Video: Production

Just prior to leaving for the Easter break, Ellen and I travelled to The O2 for our shoot. We began with shooting The O2 from the Peninsula Square where it is based, giving us a variety of long, medium and close up shots. When we got there it was quite dull, despite the sky being blue. However, this will be adjustable in post-production editing. This part of filming represents the ‘day out’ aspect of The O2, as it was daylight. There were a number of people walking around which gave us the opportunity to do a time-lapse shot, showing the popularity of the place. Moreover, we went inside the building to show the variety of things to do and how big it is; as it is not just an arena. This might have been difficult because we thought that we might not be allowed to film inside. However, no one told us not to which was good as this meant we could get a variety of different shots.

Then we headed to the Emirates Airline, only a minutes walk from The O2 itself. Here we proceeded to shoot The O2 from an extremely wide angle, showing how big it is and the interesting architecture it embraces. Additionally, The O2 is surrounded by the large body of water that is the Thames river, and also a variety of textures created by the skyscrapers and buildings around it. We were lucky as the day had brightened up, meaning we could capture sunlight reflecting off the water to create a good aesthetic effect. Furthermore, we were able to see the DLR train from the cable car, which adds to the journey narrative we are trying to portray. Limitations with aspect of filming included the fact the cable car was not a smooth ride, which meant that the footage was shaky.

After getting off the cable car we could still see The O2 from the ground, so we decided to get some long shots there too. This also represented the journey narrative by showing the cars and buses passing by. On our way back, we decided not to film inside the DLR train (this was on the storyboard) as there are monitors and it we may not have been allowed to.

When we got back to the UEL Docklands campus we shot The O2 from a really extreme long shot on the riverside and the bridge linking both sides of the river. This was tricky as we had to zoom in a lot to see The O2 from where we were stood, meaning it was extra shaky.

Later in the day, I went back to The O2 so that I could shoot it in darker lighting and when the bright lights were more visible. This created the effect that a day had passed and the evening mood meant the show at The O2 was starting. There were more people to film in the time-lapse shot this time, as they were there for the show. The bright lights gave the effect of the show and the build up to it. I also went inside again to film, showing how the lights look in the darker light. Additionally, I filmed the Jubilee train coming in on my way to North Greenwich, and the text “The Emirates Airline and The O2” that appears inside the train; this added to the narrative of the journey.

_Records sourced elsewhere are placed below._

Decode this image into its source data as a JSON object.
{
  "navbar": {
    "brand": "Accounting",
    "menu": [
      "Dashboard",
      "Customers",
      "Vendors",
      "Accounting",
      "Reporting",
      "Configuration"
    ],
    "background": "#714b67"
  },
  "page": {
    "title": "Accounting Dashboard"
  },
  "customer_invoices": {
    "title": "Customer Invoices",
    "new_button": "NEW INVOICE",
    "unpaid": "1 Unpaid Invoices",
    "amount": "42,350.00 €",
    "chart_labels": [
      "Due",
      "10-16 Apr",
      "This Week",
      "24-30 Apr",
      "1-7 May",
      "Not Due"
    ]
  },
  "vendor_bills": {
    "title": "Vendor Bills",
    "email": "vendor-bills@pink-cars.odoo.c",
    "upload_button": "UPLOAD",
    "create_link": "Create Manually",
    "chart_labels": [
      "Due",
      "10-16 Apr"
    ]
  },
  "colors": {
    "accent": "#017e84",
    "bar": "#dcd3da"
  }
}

To add to the visuals of The O2, after our workshop on using microphones, Ellen and I recorded our voiceover parts. We did this in my room on campus as it is quiet when there are no trains or planes going passed. Alongside this, Ellen recorded her boyfriend and brother talking about their experiences at The O2 over the Easter break. I attempted to record more voices too, however, I don’t have a microphone to record with at home and we are not allowed to take the university’s ones away over the holidays. Therefore, I tried to record my boyfriend over FaceTime with the stick mic instead.

The final footage we used was from a concert I attended a few years ago, as I was close to the stage and used a Canon camera to record them, this was good to add in our film about The O2.

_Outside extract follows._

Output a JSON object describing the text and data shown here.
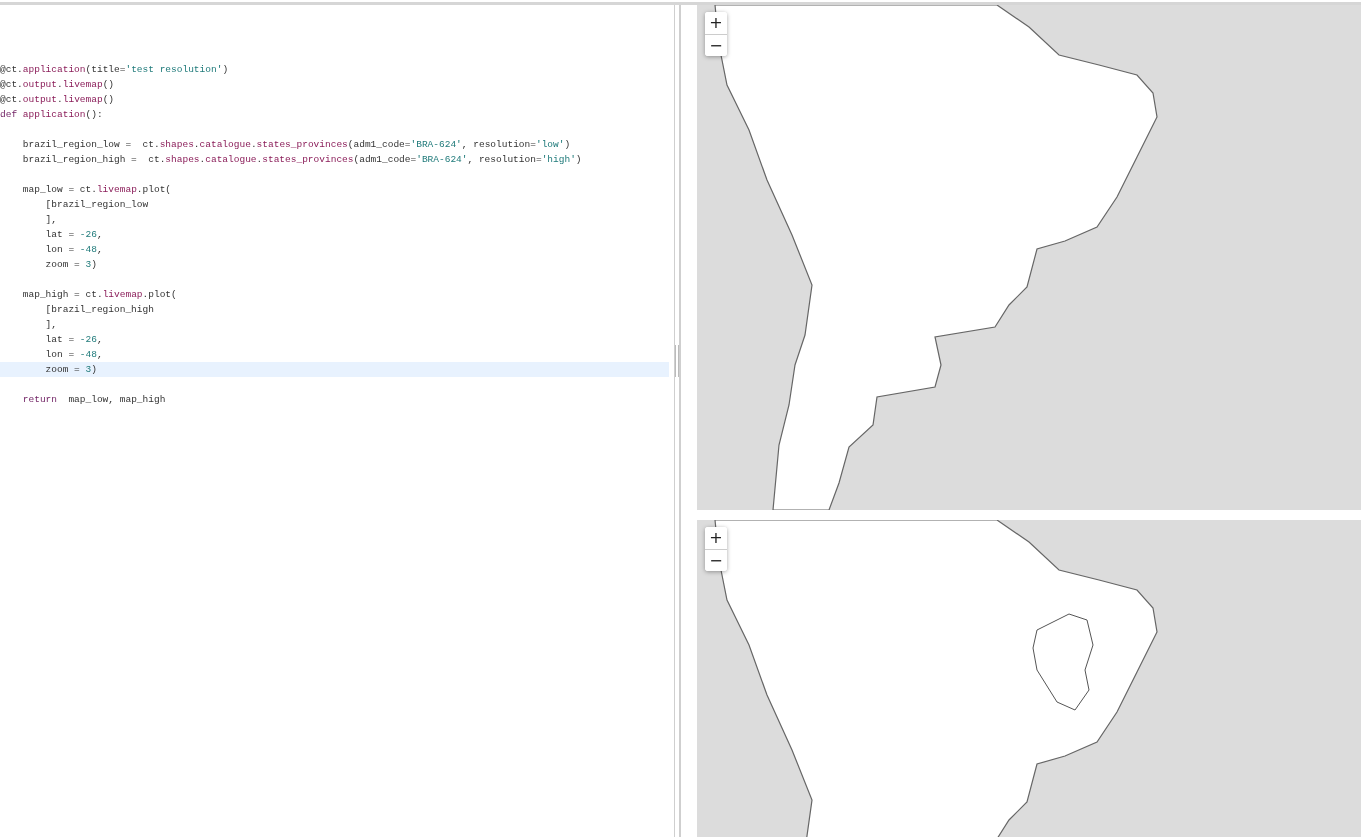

Advertisements

Leave a Reply

Fill in your details below or click an icon to log in:

WordPress.com Logo

You are commenting using your WordPress.com account. Log Out / Change )

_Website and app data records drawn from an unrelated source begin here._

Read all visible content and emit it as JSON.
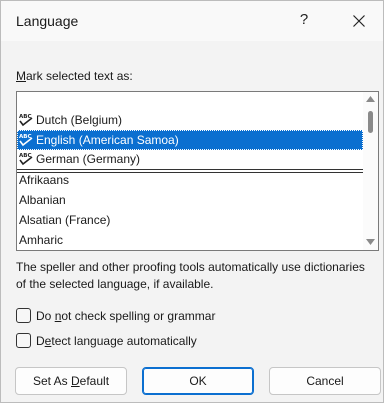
{
  "dialog": {
    "title": "Language",
    "help_label": "?",
    "close_icon": "close-icon"
  },
  "mark_label": {
    "pre": "",
    "underline": "M",
    "post": "ark selected text as:"
  },
  "languages": {
    "proofing": [
      {
        "label": "Dutch (Belgium)",
        "icon": "spellcheck-icon",
        "selected": false
      },
      {
        "label": "English (American Samoa)",
        "icon": "spellcheck-icon",
        "selected": true
      },
      {
        "label": "German (Germany)",
        "icon": "spellcheck-icon",
        "selected": false
      }
    ],
    "other": [
      {
        "label": "Afrikaans"
      },
      {
        "label": "Albanian"
      },
      {
        "label": "Alsatian (France)"
      },
      {
        "label": "Amharic"
      }
    ],
    "selection_color": "#0b6fd0"
  },
  "description": "The speller and other proofing tools automatically use dictionaries of the selected language, if available.",
  "options": {
    "no_proof": {
      "pre": "Do ",
      "underline": "n",
      "post": "ot check spelling or grammar",
      "checked": false
    },
    "detect": {
      "pre": "D",
      "underline": "e",
      "post": "tect language automatically",
      "checked": false
    }
  },
  "buttons": {
    "default": {
      "pre": "Set As ",
      "underline": "D",
      "post": "efault"
    },
    "ok": "OK",
    "cancel": "Cancel"
  }
}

Twitter picture

You are commenting using your Twitter account. Log Out / Change )

Facebook photo

You are commenting using your Facebook account. Log Out / Change )

Google+ photo

You are commenting using your Google+ account. Log Out / Change )

Connecting to %s